● **Your objective**:
Lines with the word "this": copy all of them from the entries below.

● **Dataset**:
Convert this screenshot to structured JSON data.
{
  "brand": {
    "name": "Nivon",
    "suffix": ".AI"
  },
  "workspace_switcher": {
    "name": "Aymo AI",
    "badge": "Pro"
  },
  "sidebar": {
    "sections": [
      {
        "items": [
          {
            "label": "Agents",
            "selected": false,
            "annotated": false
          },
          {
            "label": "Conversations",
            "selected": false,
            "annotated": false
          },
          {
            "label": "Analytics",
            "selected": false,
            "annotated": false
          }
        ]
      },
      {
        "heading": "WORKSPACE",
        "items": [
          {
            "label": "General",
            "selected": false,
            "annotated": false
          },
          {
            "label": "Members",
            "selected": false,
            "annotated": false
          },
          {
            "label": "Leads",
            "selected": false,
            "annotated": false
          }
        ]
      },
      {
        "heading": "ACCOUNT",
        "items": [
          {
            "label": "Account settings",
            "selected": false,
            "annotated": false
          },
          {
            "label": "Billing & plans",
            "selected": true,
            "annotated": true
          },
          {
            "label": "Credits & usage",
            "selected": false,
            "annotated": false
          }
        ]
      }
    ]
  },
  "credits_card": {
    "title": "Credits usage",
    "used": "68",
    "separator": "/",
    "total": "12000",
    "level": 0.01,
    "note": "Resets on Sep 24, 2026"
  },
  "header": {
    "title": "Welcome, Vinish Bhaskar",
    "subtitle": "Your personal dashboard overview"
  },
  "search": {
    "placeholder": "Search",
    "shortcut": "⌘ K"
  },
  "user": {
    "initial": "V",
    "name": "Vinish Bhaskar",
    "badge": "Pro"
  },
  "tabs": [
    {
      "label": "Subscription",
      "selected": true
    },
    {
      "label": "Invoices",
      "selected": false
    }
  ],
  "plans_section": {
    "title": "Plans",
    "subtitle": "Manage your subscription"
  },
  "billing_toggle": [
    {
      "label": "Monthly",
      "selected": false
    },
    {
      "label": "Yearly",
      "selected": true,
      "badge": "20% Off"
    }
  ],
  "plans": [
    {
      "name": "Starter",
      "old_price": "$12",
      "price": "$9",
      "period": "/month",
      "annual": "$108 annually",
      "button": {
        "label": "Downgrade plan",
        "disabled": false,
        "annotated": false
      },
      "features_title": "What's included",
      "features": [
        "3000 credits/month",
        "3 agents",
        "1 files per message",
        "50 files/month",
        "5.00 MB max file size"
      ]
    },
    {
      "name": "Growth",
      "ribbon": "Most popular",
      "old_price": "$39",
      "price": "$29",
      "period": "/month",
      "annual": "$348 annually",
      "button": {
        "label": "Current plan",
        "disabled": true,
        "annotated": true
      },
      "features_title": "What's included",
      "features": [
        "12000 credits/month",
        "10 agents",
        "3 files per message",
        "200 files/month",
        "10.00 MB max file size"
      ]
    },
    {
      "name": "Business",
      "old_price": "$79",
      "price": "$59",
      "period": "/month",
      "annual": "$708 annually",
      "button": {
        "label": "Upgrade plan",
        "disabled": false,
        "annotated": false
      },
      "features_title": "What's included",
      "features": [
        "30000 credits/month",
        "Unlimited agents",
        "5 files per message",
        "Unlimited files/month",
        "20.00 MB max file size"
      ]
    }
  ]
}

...

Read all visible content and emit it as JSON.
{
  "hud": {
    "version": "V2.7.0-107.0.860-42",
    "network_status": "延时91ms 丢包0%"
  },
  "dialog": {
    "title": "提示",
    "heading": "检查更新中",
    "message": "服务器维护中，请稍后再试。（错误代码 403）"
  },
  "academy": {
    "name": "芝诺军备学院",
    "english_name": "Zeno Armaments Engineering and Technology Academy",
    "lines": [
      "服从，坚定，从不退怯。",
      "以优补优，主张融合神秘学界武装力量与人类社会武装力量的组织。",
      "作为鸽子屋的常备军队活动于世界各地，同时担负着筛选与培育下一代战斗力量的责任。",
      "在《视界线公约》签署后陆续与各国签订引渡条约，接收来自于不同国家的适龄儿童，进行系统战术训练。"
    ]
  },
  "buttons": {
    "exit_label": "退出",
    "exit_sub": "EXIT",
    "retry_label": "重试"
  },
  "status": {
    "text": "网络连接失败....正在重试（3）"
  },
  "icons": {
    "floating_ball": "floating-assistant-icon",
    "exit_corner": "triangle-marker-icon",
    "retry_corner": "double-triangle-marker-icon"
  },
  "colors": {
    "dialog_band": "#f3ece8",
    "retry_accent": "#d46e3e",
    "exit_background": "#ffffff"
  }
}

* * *

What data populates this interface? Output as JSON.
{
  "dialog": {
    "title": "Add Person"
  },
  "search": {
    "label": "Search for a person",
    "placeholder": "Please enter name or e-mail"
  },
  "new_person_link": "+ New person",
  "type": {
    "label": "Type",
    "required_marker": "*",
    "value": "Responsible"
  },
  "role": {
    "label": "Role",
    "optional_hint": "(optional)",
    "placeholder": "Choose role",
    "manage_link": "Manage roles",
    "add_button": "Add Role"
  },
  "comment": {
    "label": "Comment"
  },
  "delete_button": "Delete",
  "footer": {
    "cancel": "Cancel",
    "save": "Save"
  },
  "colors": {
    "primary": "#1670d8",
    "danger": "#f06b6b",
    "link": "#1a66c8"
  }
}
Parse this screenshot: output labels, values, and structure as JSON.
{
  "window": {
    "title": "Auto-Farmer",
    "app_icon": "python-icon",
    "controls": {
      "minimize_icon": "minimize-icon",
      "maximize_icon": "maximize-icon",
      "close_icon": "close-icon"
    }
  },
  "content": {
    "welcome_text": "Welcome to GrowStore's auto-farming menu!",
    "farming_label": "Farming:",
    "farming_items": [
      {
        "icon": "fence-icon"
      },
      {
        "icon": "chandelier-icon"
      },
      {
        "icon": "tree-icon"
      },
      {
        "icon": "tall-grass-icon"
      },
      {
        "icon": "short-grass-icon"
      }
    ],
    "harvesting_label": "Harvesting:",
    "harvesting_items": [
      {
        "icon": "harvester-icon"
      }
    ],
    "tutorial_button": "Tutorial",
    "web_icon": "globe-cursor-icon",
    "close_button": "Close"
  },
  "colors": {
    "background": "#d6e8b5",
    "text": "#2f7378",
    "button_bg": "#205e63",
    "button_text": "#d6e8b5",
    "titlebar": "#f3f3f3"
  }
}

● **Answer section**:
Convert this screenshot to structured JSON data.
What data populates this interface? Output as JSON.
Parse this screenshot: output labels, values, and structure as JSON.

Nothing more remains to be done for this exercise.